You are close.
These are the things I detected in my detailed edit of your story.
The Grammar Nazi in me found five missing commas, one missing hyphen, one incomplete sentence, and one comma that is mandatory in formal writing but best omitted in fiction.
The missing commas I suggest are needed, not because some guide says so, but because IMO including them is a kindness to readers, asking them to pause and regroup before starting on something quite different that will follow.
The hyphen I would use is 'twenty-dollar gold coin'. The chances that could cause ambiguity are zero! I still choose to use hyphens in situations like that to establish the trust of my readers – so that when they see something unhyphenated in the future they will not wonder whether I really intended the different interpretation possible if a hyphen was present.
I do not say it is not perfectly valid for an author to adopt a style when they omit hyphens provided they assess there is no chance of ambiguity. If they are careful and competent enough I find the results of that approach very satisfying; I recommend less skilled writers, including myself, play it safe and use hyphens when the rules of formal writing say they are required.
The incomplete sentence I suggested should be fixed because the sentence was too insignificant to even consider using any literary device.
The minimalist in me thought you'd done well. I still found literally dozens of additional "savings" you might consider. But, this must always be the author's preference. For some I have suggested, you certainly should choose the longer form because it conveys some nuance or stress you want a bit better.
I suggested a couple be corrected the other way! I include an almost routine use of contractions in my style of minimalism. I suggested you change "I've" to "I have" in two sentences. I assess the meaning of 'have' in those sentence significant enough to justify the full word which has the effect of giving it some extra emphasis.
As I've already mentioned, I was irritated by the number of times I found the same word used several times in a short paragraph. There's a difference between some things you've done and parallel structures. Those use repeats of some words – in exactly the same way – to establish the pattern which allows other words to be inferred rather than repeated.

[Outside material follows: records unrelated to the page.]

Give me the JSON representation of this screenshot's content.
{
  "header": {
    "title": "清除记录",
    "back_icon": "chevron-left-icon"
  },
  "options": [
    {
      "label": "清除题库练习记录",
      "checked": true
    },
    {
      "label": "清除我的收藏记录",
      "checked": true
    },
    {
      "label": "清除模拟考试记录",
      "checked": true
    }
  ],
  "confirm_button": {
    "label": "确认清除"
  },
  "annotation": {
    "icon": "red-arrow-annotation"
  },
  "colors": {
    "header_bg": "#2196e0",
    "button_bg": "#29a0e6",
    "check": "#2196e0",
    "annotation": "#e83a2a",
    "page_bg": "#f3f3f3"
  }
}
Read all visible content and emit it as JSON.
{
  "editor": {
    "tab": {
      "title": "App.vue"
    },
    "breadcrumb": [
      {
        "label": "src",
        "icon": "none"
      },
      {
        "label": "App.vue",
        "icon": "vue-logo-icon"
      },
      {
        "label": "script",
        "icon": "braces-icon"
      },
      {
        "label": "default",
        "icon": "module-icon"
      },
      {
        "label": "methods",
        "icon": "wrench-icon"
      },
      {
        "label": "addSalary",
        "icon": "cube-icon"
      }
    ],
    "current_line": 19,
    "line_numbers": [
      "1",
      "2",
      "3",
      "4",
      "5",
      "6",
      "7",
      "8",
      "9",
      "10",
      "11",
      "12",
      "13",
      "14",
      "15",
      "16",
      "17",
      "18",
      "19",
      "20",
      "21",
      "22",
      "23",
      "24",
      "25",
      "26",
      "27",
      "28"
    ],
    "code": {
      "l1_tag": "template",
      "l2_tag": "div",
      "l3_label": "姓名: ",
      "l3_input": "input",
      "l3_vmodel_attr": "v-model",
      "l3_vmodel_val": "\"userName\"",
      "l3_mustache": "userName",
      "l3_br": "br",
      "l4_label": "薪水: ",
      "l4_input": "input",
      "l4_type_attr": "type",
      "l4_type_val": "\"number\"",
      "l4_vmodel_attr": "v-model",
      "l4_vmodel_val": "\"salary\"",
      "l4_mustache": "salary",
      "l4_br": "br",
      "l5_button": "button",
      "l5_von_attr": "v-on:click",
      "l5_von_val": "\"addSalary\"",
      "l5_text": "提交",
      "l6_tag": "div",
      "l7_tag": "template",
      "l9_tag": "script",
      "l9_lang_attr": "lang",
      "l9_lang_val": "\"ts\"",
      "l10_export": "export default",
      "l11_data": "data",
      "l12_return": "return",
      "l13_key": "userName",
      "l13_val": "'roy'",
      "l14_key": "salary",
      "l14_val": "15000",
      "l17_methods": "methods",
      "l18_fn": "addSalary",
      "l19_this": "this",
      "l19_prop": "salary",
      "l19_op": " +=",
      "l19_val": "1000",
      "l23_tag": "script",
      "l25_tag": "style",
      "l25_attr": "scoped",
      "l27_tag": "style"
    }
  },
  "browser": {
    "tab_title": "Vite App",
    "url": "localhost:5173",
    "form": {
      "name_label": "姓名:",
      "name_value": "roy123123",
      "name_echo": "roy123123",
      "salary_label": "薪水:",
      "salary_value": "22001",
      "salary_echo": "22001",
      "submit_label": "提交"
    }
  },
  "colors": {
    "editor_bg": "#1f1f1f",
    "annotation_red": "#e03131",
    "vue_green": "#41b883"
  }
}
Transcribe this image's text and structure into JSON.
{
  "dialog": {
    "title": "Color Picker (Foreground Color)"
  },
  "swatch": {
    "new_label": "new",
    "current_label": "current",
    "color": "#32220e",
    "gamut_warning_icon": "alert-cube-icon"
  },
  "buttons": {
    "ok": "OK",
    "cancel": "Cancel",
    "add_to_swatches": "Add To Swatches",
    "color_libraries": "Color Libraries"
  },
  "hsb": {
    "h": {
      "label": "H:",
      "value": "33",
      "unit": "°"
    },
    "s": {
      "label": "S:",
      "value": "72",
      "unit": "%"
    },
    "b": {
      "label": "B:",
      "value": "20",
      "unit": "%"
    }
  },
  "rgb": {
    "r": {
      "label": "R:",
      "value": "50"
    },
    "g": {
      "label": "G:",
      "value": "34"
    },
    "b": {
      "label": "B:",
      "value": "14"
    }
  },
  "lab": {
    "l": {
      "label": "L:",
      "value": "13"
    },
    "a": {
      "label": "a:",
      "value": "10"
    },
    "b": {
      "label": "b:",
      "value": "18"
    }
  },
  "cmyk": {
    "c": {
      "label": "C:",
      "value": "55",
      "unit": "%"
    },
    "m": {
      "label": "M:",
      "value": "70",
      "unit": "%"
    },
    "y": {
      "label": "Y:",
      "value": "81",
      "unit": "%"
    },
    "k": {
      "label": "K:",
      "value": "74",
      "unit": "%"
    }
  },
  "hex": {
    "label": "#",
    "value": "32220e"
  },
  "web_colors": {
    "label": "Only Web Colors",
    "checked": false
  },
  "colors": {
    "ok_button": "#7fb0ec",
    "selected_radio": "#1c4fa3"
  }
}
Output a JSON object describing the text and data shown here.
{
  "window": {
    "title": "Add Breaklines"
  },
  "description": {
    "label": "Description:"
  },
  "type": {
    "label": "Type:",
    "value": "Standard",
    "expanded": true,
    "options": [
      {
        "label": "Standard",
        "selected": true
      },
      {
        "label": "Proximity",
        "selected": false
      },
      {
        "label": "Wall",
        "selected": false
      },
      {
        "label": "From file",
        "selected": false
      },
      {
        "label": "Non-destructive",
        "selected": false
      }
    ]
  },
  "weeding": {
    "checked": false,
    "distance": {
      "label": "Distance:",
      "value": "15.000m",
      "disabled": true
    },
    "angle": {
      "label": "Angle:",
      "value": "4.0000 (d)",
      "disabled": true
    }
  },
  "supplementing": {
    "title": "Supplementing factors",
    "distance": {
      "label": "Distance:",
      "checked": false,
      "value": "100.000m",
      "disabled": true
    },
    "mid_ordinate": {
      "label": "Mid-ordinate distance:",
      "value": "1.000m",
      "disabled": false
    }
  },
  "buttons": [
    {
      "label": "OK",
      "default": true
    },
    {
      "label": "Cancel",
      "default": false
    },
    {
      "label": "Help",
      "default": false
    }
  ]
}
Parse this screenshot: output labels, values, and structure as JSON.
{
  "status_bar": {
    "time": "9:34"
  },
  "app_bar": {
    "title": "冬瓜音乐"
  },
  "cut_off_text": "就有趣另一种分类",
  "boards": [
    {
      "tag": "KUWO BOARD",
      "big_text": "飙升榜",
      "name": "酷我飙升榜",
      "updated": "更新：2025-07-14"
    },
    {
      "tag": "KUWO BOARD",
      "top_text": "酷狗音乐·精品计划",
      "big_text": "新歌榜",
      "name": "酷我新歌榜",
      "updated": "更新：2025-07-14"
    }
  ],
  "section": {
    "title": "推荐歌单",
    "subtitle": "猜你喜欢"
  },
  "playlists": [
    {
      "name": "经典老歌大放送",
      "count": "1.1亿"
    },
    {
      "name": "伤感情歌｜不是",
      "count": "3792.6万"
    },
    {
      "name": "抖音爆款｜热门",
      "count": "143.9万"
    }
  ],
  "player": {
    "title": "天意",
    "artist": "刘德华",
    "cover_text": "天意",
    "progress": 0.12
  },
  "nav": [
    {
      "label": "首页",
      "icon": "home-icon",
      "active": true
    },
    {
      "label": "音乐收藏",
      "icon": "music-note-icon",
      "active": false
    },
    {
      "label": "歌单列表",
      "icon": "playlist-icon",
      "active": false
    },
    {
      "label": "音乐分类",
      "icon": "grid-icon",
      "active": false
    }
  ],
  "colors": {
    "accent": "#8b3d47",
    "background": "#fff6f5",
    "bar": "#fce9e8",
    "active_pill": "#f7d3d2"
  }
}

The KISS advocate in me adored your default sentence structure: subject, verb, and the rest. Yes, there are many valid reasons for not using that structure, well Duh!, but I believe you should have a reason for not using it whenever you do not. I thought valid reasons did exist every time you did not use simple sentence structures.
The poet in me loves your ear for the appropriate use very short sentences. My edit comments include (1) using a three-word sentence to end this paragraph was the ideal choice to make, and (2) the length of this paragraph is perfect: two words.
Be careful not to overdo that with too many, too close together. Sometimes, for variety, find two closely related ideas and join them with 'and'.
In my never humble opinion, Hemingway's assessment of this story would be, "Keep on working at it. You have obvious potential."
* * *
Before anyone else points this out, you cannot treat my opinions as facts. Bear in mind that two years ago you were an accomplished author and I have never heard of an Oxford Comma. However, I think you can use the quality of my posts here to judge my credibility for yourself. The specific question your OP raised happens to have hit what I consider the sub-field of writing I have a gift for and have developed into a talent. I will NOT presume to advise you on the vast range of topics I would group under good storytelling.
Finally, this piece of literature, 1400-words long, took me exactly three-and-a-half hours to write my draft and complete my revision process. That level of productivity is the main reason why I recommend new authors concentrate on learning to write first – i.e. learn to think as you write. If you do that you'll be much more productive, as well as better, for the remainder of your fiction writing career!